EXERCISE DETAILS:
Retype each record below word for word, pictures excluded.

DATA PROVIDED:
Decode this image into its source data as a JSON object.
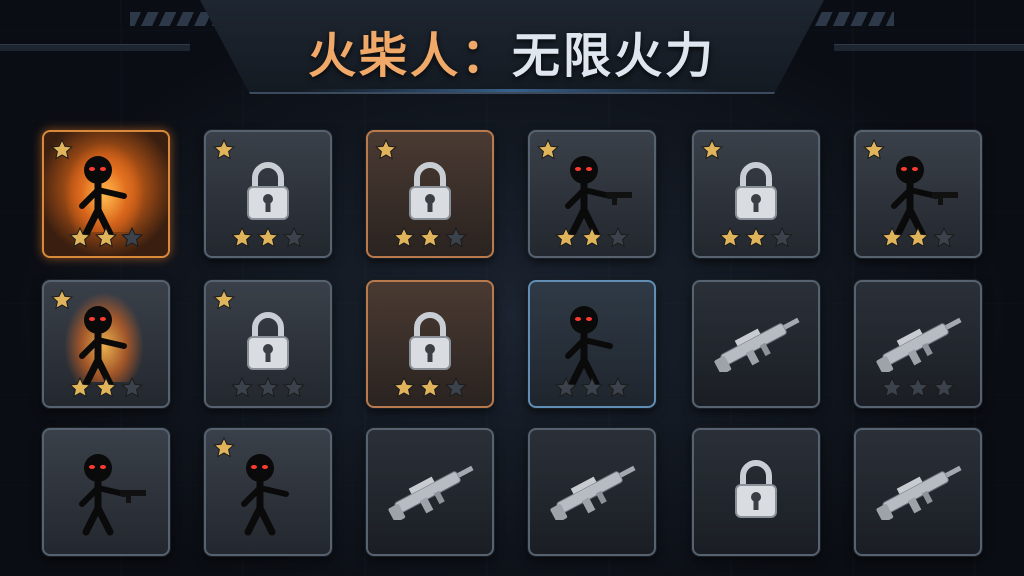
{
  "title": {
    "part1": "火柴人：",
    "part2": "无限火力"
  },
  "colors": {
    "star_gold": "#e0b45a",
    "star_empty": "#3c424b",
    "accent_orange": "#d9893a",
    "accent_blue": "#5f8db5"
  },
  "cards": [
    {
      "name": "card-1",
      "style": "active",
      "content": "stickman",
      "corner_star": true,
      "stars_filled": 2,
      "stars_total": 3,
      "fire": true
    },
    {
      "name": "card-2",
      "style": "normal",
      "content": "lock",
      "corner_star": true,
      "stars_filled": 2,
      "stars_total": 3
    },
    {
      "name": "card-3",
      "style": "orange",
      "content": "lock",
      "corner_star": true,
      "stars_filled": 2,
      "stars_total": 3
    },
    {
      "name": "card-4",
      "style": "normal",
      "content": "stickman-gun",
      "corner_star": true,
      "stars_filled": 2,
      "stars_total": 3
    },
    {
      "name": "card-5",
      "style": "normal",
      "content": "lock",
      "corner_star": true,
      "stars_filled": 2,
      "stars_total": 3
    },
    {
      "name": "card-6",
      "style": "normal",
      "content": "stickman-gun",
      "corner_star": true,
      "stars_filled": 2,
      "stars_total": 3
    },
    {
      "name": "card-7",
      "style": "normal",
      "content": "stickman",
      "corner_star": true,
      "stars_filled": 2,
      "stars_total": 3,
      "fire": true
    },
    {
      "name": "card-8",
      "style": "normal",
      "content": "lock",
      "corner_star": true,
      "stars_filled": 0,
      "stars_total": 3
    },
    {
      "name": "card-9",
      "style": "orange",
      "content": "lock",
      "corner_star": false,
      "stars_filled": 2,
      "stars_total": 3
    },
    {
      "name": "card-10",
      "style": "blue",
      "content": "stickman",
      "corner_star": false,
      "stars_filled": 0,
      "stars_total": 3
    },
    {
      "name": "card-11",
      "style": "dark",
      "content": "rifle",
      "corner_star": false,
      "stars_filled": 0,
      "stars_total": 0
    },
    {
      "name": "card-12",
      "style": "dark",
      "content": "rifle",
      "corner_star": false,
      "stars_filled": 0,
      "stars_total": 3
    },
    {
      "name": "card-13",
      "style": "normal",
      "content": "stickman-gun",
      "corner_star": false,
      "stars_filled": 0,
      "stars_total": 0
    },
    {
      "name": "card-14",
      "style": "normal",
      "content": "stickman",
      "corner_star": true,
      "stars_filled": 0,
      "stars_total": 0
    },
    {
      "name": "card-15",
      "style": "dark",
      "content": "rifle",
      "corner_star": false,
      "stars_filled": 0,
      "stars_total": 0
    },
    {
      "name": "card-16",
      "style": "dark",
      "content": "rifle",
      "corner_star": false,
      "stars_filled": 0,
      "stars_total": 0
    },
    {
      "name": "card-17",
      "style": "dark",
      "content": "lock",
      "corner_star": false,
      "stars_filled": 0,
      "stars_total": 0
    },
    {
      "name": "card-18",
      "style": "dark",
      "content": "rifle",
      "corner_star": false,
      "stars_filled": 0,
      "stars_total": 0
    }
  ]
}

PROBLEM SOLUTION:
Decode this image into its source data as a JSON object.
{
  "title": {
    "part1": "火柴人：",
    "part2": "无限火力"
  },
  "colors": {
    "star_gold": "#e0b45a",
    "star_empty": "#3c424b",
    "accent_orange": "#d9893a",
    "accent_blue": "#5f8db5"
  },
  "cards": [
    {
      "name": "card-1",
      "style": "active",
      "content": "stickman",
      "corner_star": true,
      "stars_filled": 2,
      "stars_total": 3,
      "fire": true
    },
    {
      "name": "card-2",
      "style": "normal",
      "content": "lock",
      "corner_star": true,
      "stars_filled": 2,
      "stars_total": 3
    },
    {
      "name": "card-3",
      "style": "orange",
      "content": "lock",
      "corner_star": true,
      "stars_filled": 2,
      "stars_total": 3
    },
    {
      "name": "card-4",
      "style": "normal",
      "content": "stickman-gun",
      "corner_star": true,
      "stars_filled": 2,
      "stars_total": 3
    },
    {
      "name": "card-5",
      "style": "normal",
      "content": "lock",
      "corner_star": true,
      "stars_filled": 2,
      "stars_total": 3
    },
    {
      "name": "card-6",
      "style": "normal",
      "content": "stickman-gun",
      "corner_star": true,
      "stars_filled": 2,
      "stars_total": 3
    },
    {
      "name": "card-7",
      "style": "normal",
      "content": "stickman",
      "corner_star": true,
      "stars_filled": 2,
      "stars_total": 3,
      "fire": true
    },
    {
      "name": "card-8",
      "style": "normal",
      "content": "lock",
      "corner_star": true,
      "stars_filled": 0,
      "stars_total": 3
    },
    {
      "name": "card-9",
      "style": "orange",
      "content": "lock",
      "corner_star": false,
      "stars_filled": 2,
      "stars_total": 3
    },
    {
      "name": "card-10",
      "style": "blue",
      "content": "stickman",
      "corner_star": false,
      "stars_filled": 0,
      "stars_total": 3
    },
    {
      "name": "card-11",
      "style": "dark",
      "content": "rifle",
      "corner_star": false,
      "stars_filled": 0,
      "stars_total": 0
    },
    {
      "name": "card-12",
      "style": "dark",
      "content": "rifle",
      "corner_star": false,
      "stars_filled": 0,
      "stars_total": 3
    },
    {
      "name": "card-13",
      "style": "normal",
      "content": "stickman-gun",
      "corner_star": false,
      "stars_filled": 0,
      "stars_total": 0
    },
    {
      "name": "card-14",
      "style": "normal",
      "content": "stickman",
      "corner_star": true,
      "stars_filled": 0,
      "stars_total": 0
    },
    {
      "name": "card-15",
      "style": "dark",
      "content": "rifle",
      "corner_star": false,
      "stars_filled": 0,
      "stars_total": 0
    },
    {
      "name": "card-16",
      "style": "dark",
      "content": "rifle",
      "corner_star": false,
      "stars_filled": 0,
      "stars_total": 0
    },
    {
      "name": "card-17",
      "style": "dark",
      "content": "lock",
      "corner_star": false,
      "stars_filled": 0,
      "stars_total": 0
    },
    {
      "name": "card-18",
      "style": "dark",
      "content": "rifle",
      "corner_star": false,
      "stars_filled": 0,
      "stars_total": 0
    }
  ]
}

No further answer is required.